Hubbard Radio’s “The Gamut” WWFD Frederick, MD (820) has become a real-world laboratory for digital radio. It became the first AM station to go all-digital two years ago and then late last year it moved to begin testing multichannel broadcasting for digital AM. Now Hubbard has asked the Federal Communications Commission to extend its experimental authorization, permitting WWFD to conduct more testing of all-digital AM – even as an Indiana station is also becoming a radio laboratory.
“WWFD’s all-digital experiments over the past two years have sparked widespread positive interest in the radio industry,” said Hubbard in a request filed with the FCC this week. Based in part on the “groundbreaking” engineering experiments that have been conducted at the station, Hubbard said other broadcasters have sought the ability to also power down their analog signals and offer only a digital on-air product.
Xperi, which licenses HD Radio technology to broadcasters, still has plenty of things that it wants to use WWFD as a real-world laboratory for in order to improve digital radio. The company told the FCC that it would like to continue using the station to expand the testing of an HD2 multicast audio service for AM stations, the addition of different data services, testing new emergency alert services, and examining the performance of digital radio versus analog radio in a variety of all-electric vehicles. Xperi also has several engineering tweaks on its list of projects, including testing different audio bitrate sizes and audio formats, reducing the power level of the unmodulated pilot carrier level, and various moves to help improve building penetration.
Hubbard said that if its experimental authorization is extended for another year, it plans to continue testing various digital radio equipment, methods, and techniques, and conduct signal coverage assessments as it works with the National Association of Broadcasters’ PILOT program, Xperi, Kintronic Laboratories, and the engineering firm Cavell, Mertz & Associates.
WWFD has been operating as a digital-only AM station since July 2018 under experimental authority granted by the FCC. The blow to analog listeners has been softened by the continued simulcast of the AM on the Frederick, MD-licensed translator W232DG at 94.3 FM. Hubbard said if it is granted more testing time it plans to continue providing that simulcast so listeners without a digital radio can hear “The Gamut” programming. Yet through the continued testing, Hubbard said that WWFD would also help assess the “increasing potential” for the public to receive all digital AM transmissions with commercially available receivers already in use.
New Digital AM Test In Indy
Even as Hubbard Radio looks to keep its Maryland test of digital radio up and running for another year, the FCC has approved another test.

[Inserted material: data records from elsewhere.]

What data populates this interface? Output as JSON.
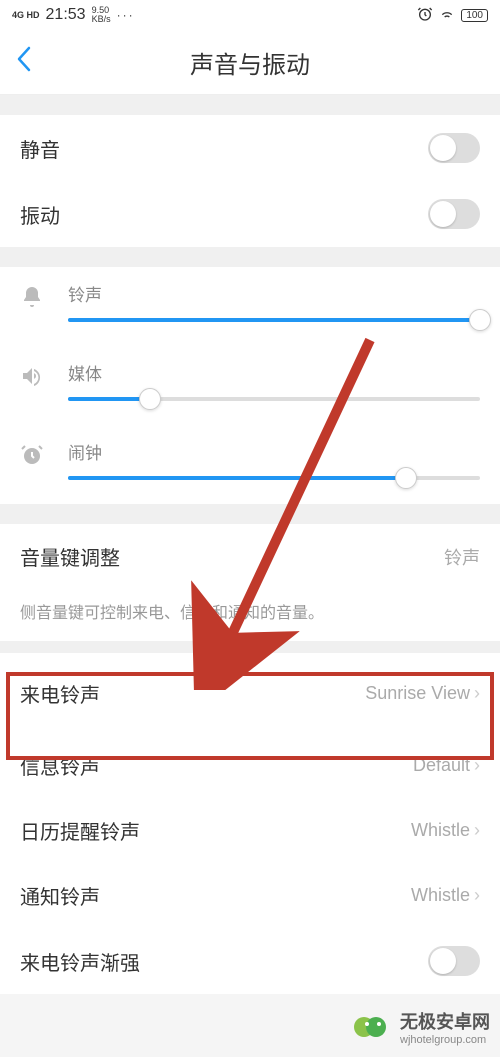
{
  "status": {
    "network": "4G HD",
    "time": "21:53",
    "speed_top": "9.50",
    "speed_bottom": "KB/s",
    "dots": "···",
    "battery": "100"
  },
  "header": {
    "title": "声音与振动"
  },
  "toggles": {
    "mute": {
      "label": "静音"
    },
    "vibrate": {
      "label": "振动"
    },
    "fade_in": {
      "label": "来电铃声渐强"
    }
  },
  "sliders": {
    "ringtone": {
      "label": "铃声",
      "value": 100
    },
    "media": {
      "label": "媒体",
      "value": 20
    },
    "alarm": {
      "label": "闹钟",
      "value": 82
    }
  },
  "volume_key": {
    "label": "音量键调整",
    "value": "铃声",
    "hint": "侧音量键可控制来电、信息和通知的音量。"
  },
  "ringtones": {
    "incoming": {
      "label": "来电铃声",
      "value": "Sunrise View"
    },
    "message": {
      "label": "信息铃声",
      "value": "Default"
    },
    "calendar": {
      "label": "日历提醒铃声",
      "value": "Whistle"
    },
    "notification": {
      "label": "通知铃声",
      "value": "Whistle"
    }
  },
  "watermark": {
    "cn": "无极安卓网",
    "en": "wjhotelgroup.com"
  }
}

The Media Bureau has green-lighted a request filed by Urban One gospel “AM 1310 The Light” WTLC Indianapolis to turn off its analog station and offer engineers another real-world site to determine the feasibility of all-digital AM, along with emerging multicast channel programming for digital AMs.
Audio Division Senior Deputy Chief James Bradshaw said in the decision that the test “is not likely to cause interference to any other station” and that “the public interest would be served by the knowledge gained through further testing” of digital radio. There was one small catch. “At this point, we are not authorizing the rebroadcast of the (second) multicast channel on an FM translator station,” Bradshaw said.
Urban One’s “The Light” format will not go dark for listeners who only have an analog receiver. That’s because the station is also relayed on a pair of FM translators – the Indianapolis-licensed W224DI at 92.7 FM and the Frankfort, IN-licensed W236CR at 95.1 FM. Urban One says W224DI puts a 60dBu signal over 78% of the market’s population and W236CR covers 69%, meaning the risk of losing listeners is low for the company.
Meanwhile, another request for an all-digital AM remains pending. Fort Wayne, IN owner Brian Walsh has petitioned the FCC in May to allow him to power down his analog transmitter and operate WIOE (1450) using only a digital signal for the next year. Like most of the other test sites, WIOE has a translator –the Ft. Wayne-licensed W282CH at 104.3 FM – which would keep the station on the analog dial if the plan is approved.
Nine all-digital AM tests were previously conducted between 2012 and 2014, spanning a variety of station types and geographic locations prior to the WWFD test. Based on what have so far been positive reviews from many broadcasters, primarily those operating in smaller markets, the Commission voted last November to open a formal rulemaking (MB Docket No. 19-311) on the all-digital AM proposal. The idea has the backing of the National Association of Broadcasters. But some of the largest radio groups have said digital receiver penetration remains too low and it could further hurt AM’s long-term future with consumers and carmakers.
Xperi said more than 70 million digital receivers have shipped since the first units became available in 2005. The vast majority – 60.9 million – are installed in vehicles. Xperi also reported that as of Feb. 1 there are more than 2,500 digital radio stations nationwide, with fewer than 250 AM stations operating in hybrid mode.